EXERCISE ▸ What lines in the records below mention "Help"? List them all.

THE DATA ▸
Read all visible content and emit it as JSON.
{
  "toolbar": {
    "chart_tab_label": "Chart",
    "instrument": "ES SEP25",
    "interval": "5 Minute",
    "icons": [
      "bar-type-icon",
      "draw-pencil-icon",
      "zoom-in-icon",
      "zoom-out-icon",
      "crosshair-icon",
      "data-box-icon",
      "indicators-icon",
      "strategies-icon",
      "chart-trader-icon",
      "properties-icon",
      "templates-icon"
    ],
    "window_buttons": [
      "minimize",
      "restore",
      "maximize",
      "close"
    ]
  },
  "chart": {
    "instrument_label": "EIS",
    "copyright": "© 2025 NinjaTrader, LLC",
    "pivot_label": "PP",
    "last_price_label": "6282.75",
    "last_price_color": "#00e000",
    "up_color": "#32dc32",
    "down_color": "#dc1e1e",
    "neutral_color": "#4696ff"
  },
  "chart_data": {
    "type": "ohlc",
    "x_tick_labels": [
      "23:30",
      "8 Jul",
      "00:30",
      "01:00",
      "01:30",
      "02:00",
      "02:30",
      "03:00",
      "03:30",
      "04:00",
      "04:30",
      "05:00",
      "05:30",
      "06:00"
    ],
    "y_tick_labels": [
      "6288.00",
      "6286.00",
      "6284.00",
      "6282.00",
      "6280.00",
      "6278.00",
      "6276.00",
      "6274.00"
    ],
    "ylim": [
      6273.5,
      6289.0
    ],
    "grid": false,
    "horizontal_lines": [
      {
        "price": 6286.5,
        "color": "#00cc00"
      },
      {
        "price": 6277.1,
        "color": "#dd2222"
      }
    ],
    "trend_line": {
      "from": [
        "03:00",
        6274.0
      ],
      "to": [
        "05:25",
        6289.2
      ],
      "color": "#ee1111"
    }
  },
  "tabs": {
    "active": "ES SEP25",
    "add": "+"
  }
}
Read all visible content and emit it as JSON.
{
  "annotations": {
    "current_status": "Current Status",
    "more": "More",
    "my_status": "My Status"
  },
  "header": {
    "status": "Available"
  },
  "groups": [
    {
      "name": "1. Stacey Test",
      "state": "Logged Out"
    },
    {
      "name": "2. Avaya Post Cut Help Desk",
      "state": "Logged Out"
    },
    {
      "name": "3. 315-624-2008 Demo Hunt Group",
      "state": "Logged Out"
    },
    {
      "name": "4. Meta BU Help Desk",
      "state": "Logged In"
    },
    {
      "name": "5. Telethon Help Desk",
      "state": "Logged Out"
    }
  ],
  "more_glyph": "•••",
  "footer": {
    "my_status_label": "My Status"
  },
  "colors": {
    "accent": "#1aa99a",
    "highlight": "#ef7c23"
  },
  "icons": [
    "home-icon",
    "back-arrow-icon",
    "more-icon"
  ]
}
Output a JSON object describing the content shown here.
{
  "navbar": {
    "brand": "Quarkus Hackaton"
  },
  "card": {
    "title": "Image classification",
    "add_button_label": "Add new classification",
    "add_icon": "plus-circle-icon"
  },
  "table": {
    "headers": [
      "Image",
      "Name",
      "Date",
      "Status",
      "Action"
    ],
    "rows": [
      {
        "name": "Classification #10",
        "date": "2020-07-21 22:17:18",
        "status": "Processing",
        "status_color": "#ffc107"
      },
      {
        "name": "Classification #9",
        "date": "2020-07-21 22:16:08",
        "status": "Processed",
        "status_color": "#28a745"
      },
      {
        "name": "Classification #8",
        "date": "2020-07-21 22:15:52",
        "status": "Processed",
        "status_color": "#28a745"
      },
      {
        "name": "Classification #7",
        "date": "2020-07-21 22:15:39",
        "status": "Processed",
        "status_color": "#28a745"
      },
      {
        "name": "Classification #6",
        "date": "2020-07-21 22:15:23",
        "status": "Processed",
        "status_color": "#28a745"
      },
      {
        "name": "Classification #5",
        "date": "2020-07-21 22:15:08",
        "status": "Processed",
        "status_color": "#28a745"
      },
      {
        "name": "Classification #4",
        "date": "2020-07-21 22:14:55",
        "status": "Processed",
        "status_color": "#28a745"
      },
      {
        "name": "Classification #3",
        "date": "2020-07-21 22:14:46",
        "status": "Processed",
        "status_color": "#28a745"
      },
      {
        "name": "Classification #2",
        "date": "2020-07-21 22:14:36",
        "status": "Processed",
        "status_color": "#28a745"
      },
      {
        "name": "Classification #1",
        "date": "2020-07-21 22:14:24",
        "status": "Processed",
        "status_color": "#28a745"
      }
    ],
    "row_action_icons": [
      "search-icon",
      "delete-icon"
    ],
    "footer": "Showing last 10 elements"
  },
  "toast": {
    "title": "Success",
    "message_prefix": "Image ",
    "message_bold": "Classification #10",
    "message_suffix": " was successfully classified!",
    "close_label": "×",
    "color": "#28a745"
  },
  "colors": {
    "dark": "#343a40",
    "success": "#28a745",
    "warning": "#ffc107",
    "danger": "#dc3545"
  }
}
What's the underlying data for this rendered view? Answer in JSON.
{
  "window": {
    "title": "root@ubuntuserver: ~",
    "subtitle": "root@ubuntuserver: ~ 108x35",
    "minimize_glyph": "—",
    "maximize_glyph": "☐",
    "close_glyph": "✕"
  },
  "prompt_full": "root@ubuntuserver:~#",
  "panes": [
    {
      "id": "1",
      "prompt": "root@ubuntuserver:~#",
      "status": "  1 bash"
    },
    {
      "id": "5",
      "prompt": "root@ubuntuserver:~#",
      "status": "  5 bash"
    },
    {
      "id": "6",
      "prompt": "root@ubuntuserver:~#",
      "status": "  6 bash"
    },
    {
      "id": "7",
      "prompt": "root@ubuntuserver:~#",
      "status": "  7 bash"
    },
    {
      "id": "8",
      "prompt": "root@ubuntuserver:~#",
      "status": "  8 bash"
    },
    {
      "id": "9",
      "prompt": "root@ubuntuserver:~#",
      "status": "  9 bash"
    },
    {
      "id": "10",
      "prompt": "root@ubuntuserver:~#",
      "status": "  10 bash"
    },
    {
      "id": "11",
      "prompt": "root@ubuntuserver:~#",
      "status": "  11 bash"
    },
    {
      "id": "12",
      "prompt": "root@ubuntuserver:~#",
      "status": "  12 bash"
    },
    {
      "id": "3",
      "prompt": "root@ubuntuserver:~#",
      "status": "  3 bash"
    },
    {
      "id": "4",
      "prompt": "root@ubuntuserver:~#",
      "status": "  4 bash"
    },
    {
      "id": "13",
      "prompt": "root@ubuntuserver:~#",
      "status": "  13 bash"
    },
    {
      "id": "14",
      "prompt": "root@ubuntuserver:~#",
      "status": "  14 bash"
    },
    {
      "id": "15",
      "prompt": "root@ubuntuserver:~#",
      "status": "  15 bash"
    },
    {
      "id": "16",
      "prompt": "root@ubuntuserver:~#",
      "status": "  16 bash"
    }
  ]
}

SOLUTION BELOW ▸
      "name": "2. Avaya Post Cut Help Desk",
      "name": "4. Meta BU Help Desk",
      "name": "5. Telethon Help Desk",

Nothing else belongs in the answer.